[Exercise directions] Retype each record below word for word, pictures excluded.

[Record excerpts]
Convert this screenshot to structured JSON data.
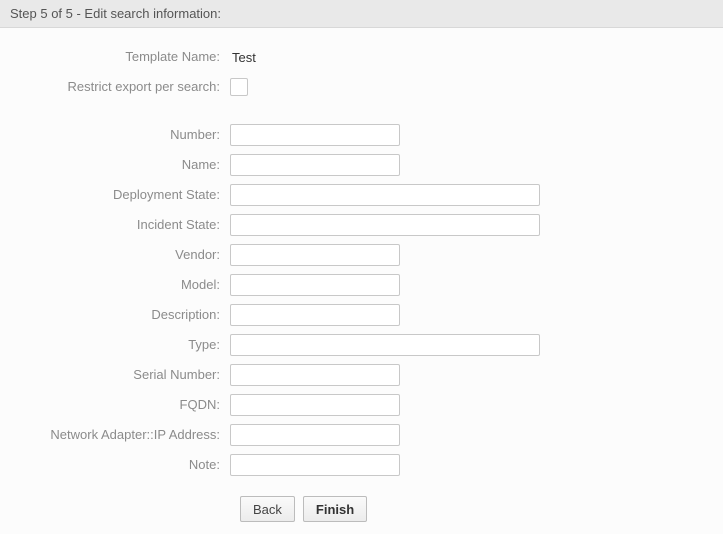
{
  "header": {
    "title": "Step 5 of 5 - Edit search information:"
  },
  "info": {
    "template_name_label": "Template Name:",
    "template_name_value": "Test",
    "restrict_label": "Restrict export per search:",
    "restrict_checked": false
  },
  "fields": {
    "number_label": "Number:",
    "number_value": "",
    "name_label": "Name:",
    "name_value": "",
    "deployment_state_label": "Deployment State:",
    "deployment_state_value": "",
    "incident_state_label": "Incident State:",
    "incident_state_value": "",
    "vendor_label": "Vendor:",
    "vendor_value": "",
    "model_label": "Model:",
    "model_value": "",
    "description_label": "Description:",
    "description_value": "",
    "type_label": "Type:",
    "type_value": "",
    "serial_number_label": "Serial Number:",
    "serial_number_value": "",
    "fqdn_label": "FQDN:",
    "fqdn_value": "",
    "ip_label": "Network Adapter::IP Address:",
    "ip_value": "",
    "note_label": "Note:",
    "note_value": ""
  },
  "buttons": {
    "back": "Back",
    "finish": "Finish"
  }
}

[Output of the exercise]
Convert this screenshot to structured JSON data.
{
  "header": {
    "title": "Step 5 of 5 - Edit search information:"
  },
  "info": {
    "template_name_label": "Template Name:",
    "template_name_value": "Test",
    "restrict_label": "Restrict export per search:",
    "restrict_checked": false
  },
  "fields": {
    "number_label": "Number:",
    "number_value": "",
    "name_label": "Name:",
    "name_value": "",
    "deployment_state_label": "Deployment State:",
    "deployment_state_value": "",
    "incident_state_label": "Incident State:",
    "incident_state_value": "",
    "vendor_label": "Vendor:",
    "vendor_value": "",
    "model_label": "Model:",
    "model_value": "",
    "description_label": "Description:",
    "description_value": "",
    "type_label": "Type:",
    "type_value": "",
    "serial_number_label": "Serial Number:",
    "serial_number_value": "",
    "fqdn_label": "FQDN:",
    "fqdn_value": "",
    "ip_label": "Network Adapter::IP Address:",
    "ip_value": "",
    "note_label": "Note:",
    "note_value": ""
  },
  "buttons": {
    "back": "Back",
    "finish": "Finish"
  }
}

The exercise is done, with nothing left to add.